The Royal Oak Chronograph was a latecomer to this celebrated line and has remained remarkably consistent throughout its two-decade life. All share the same movement and a single lineage passes from the original Ref. 25860 to the subtly-redesigned Ref. 26300, the up-sized Ref. 26320, and the new Ref. 26331. It was only this year that a second model, the 38 mm Ref. 26315, was added. Yet on closer examination, a world of differences emerges, from the City of Sails to the Leo Messi, to the new 41 mm dial. Through it all, the Royal Oak Chronograph remains one of the classiest and most comfortable watches available.
Over 18 years, Parmigiani Fleurier produced just five Bugatti watch models, and I have come to respect their engineering, design, and finishing. With the two companies going their separate ways, it is hard to imagine any other watch company doing justice to the Bugatti name.
Martijn “Vandervenus” van der Ven is producing an amazing book about the vintage watch brand, Enicar. If you’re into classic Enicar watches, you need to get in on this Kickstarter. A pledge of just €65 gets you a copy.
Given the clever retrograde chronograph movement, the Gran’Sport Chronograph is the pick of the Gran’Sport lineup today. It’s really too bad that gorgeous Reverso Chronographe Rétrograde is out of the price range for most people.
Seiko has been collaborating with Giugiaro Design since the 1980s. The most famous fruit of this collaboration was the “Aliens” watch line, which have been reissued in recent years. In late 2018, Seiko introduced another reissue: The SBJG multi-function digital models we will discuss today.
When Seiko reissued the 1980s-style “Aliens” Giugiaro watches between 2013 and 2015, collectors were thrilled. But after thoroughly exhausting color combinations on the “Ripley” and “Bishop” watches, where would Seiko go next? They turned to the less well-known 7A28-7A00 SBBJ “Speed Master” series, with angled faces inside a round case.
Today we’re looking at something truly special: A groundbreaking movement in a limited-edition watch that retailed for well over a quarter-million dollars. But there’s another story here, too: The grey market for expensive watches that are a bit past their prime, and the steep discounts that follow. The result is a $150k discount on a basically-new piece of haute horology.
Despite an amazing history of producing excellent watches and watch movements, Seiko never seems to get the respect it deserves. But perhaps the most curious attempt by Seiko to challenge the Swiss came in the form of the SARA watch and the 4L25 movement inside.

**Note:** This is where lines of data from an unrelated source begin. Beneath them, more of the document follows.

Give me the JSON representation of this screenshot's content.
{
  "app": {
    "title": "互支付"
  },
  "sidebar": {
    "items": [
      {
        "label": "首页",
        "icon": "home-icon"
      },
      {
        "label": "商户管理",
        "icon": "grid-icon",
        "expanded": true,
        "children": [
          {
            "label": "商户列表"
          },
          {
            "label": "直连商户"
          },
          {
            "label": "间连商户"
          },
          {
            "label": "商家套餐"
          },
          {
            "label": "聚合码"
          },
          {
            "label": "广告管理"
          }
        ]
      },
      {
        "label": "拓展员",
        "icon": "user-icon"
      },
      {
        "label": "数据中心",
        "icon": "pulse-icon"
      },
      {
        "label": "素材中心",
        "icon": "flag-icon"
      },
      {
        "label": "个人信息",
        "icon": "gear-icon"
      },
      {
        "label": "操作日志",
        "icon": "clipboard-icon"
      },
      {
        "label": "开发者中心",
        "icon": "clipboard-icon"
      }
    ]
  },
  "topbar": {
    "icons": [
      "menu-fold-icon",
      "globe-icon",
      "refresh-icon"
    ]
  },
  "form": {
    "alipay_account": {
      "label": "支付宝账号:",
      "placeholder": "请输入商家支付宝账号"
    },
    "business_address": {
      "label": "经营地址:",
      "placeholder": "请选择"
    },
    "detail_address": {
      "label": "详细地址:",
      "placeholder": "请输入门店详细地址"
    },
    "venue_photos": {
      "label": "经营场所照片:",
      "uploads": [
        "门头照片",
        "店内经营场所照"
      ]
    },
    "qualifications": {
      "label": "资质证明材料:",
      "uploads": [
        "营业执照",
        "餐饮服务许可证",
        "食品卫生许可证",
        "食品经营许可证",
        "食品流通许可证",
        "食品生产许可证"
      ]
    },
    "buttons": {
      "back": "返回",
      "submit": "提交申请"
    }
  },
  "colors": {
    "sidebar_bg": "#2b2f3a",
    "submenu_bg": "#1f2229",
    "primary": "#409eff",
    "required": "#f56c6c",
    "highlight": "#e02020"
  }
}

My enthusiasm for various watch models tends to wax and wane as I see something interesting, and lately my attention has turned to the IWC Ingenieur range. From the original Milgauss competitor to Gerald Genta’s remarkable Ingenieur SL to the chunky Mercedes-AMG racing models, the Ingenieur lineup has always been worth a look. Yet today’s lineup is beyond bland and not deserving of the name. Good thing, too, since IWC seems to be eliminating that, too!
I fell in love with this Jaeger-LeCoultre AMVOX1 Alarm Titanium limited edition on first sight and still love it just as much today. That’s why it’s one of the final watches in my “Watch A Day” series. The dial is lovely, with different textures, materials, and depths all coming together as a cohesive whole. It’s wonderfully legible and sports a cool complication. It’s got an amazing history from one of the best brands. And above all, it’s a wearable, enjoyable watch. What more could you ask?